Thatcher was right - there is no society. Just live here and watch this in action. Therefore, moves by those appointed to take care of administrative details of the collective, i.e. democracy, are not honest when they interpret that to mean to administer the well-being of that collective, i.e. to legislate against certain of its citizens who, by definition, do not exist.

mtraven said...

There is always tension between individuals and society. To say that society doesn't exist is merely a stupid way to try to resolve that tension. It indicates a weakness of mind, an inability to hold concepts from different ontological levels and think about the relations between them. Anyone who can't perform this rather simple mental feat has no business pontificating.

Clovis Sangrail said...

Your commenters seem to have forgotten the context in which Thatcher's remarks were made-even though she reiterates themn briefly in the preamble to the famous one-liner.

Her point, and it's a vital one (completely forgotten in the academic environment where I work, and where her name is still only ever hissed), is that for society to act it's the individuals who compose it who must act. They may do so in the midst of and at the behest of some collective; nevertheless to think that society acts without the instrumentality of a human action is to live in cloud-cuckoo land. The sort of cloud-cuckoo land which is where all failings, ills and evils are laid, like foundlings, at the
door of society.

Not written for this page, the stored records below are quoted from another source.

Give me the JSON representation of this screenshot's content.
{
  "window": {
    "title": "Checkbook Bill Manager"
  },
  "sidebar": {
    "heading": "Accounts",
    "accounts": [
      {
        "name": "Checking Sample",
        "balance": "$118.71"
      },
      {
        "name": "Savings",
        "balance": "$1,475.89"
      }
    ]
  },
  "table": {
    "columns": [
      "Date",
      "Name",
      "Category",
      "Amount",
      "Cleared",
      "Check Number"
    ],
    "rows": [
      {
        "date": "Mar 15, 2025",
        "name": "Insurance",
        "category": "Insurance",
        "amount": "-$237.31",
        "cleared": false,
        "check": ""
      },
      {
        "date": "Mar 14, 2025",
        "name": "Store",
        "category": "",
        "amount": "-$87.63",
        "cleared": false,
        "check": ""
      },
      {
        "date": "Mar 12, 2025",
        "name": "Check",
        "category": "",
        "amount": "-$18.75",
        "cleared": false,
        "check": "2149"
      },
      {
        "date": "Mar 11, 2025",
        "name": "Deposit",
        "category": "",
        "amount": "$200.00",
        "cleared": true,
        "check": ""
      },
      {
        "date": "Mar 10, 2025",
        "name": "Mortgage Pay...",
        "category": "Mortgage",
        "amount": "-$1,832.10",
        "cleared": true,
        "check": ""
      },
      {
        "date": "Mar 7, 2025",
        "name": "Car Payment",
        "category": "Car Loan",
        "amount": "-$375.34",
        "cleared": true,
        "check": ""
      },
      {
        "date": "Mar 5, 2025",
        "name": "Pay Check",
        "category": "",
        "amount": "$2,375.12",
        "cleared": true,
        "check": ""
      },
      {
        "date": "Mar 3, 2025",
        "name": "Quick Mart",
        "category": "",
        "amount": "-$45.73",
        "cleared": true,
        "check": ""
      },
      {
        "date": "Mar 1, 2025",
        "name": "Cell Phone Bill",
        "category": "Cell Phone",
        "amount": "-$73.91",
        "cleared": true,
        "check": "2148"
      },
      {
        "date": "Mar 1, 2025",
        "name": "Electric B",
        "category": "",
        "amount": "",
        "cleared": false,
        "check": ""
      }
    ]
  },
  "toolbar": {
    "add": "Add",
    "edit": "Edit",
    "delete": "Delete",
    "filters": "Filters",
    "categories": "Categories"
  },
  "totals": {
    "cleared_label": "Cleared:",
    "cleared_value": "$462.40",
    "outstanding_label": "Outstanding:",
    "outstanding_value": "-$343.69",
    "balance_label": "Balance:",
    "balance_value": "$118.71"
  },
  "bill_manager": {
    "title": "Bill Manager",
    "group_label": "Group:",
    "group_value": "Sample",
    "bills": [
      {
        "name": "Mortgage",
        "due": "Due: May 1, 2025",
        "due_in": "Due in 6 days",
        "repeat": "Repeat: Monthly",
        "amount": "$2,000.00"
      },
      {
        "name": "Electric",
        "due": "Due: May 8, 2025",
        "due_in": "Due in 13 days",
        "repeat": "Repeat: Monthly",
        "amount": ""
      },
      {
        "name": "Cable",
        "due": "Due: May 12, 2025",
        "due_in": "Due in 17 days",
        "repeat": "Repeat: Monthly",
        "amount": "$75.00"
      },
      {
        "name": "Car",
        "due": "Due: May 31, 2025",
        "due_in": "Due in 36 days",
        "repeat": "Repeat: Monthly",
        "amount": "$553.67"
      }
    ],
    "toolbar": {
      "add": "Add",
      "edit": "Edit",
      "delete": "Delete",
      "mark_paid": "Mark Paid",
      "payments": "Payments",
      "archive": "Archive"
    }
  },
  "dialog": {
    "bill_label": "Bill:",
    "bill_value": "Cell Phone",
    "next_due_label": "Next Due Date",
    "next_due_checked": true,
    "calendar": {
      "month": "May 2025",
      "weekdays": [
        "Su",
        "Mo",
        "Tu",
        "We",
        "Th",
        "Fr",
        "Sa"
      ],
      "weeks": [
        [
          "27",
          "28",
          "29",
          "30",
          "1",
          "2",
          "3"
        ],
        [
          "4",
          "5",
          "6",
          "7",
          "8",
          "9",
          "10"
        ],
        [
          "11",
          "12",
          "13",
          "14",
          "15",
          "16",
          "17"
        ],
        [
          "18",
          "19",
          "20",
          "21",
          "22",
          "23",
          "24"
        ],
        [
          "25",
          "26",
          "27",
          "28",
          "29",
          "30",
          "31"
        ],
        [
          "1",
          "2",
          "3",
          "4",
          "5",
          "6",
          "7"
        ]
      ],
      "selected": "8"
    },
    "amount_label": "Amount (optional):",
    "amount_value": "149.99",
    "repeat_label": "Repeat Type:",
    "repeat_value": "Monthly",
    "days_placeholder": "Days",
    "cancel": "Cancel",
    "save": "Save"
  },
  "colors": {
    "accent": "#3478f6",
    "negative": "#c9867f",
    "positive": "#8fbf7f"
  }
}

Her point that `people look to themselves first' has begun to sound quite strange. In 21st century Britain a large proportion of society does not look to itself first, it looks to Government and here, more than anywhere we see the real thrust of her remark: Governments may act only through individuals and only with the connivance or complicity of
individuals. In Thatcher's youth, people cut out the middle man where possible.

Thatcher knew perfectly well that society existed and she valued it. Her statement was addressed to the majority and she was making a fairly sinmple point which clever people (on the whole) still fail miserably to understand.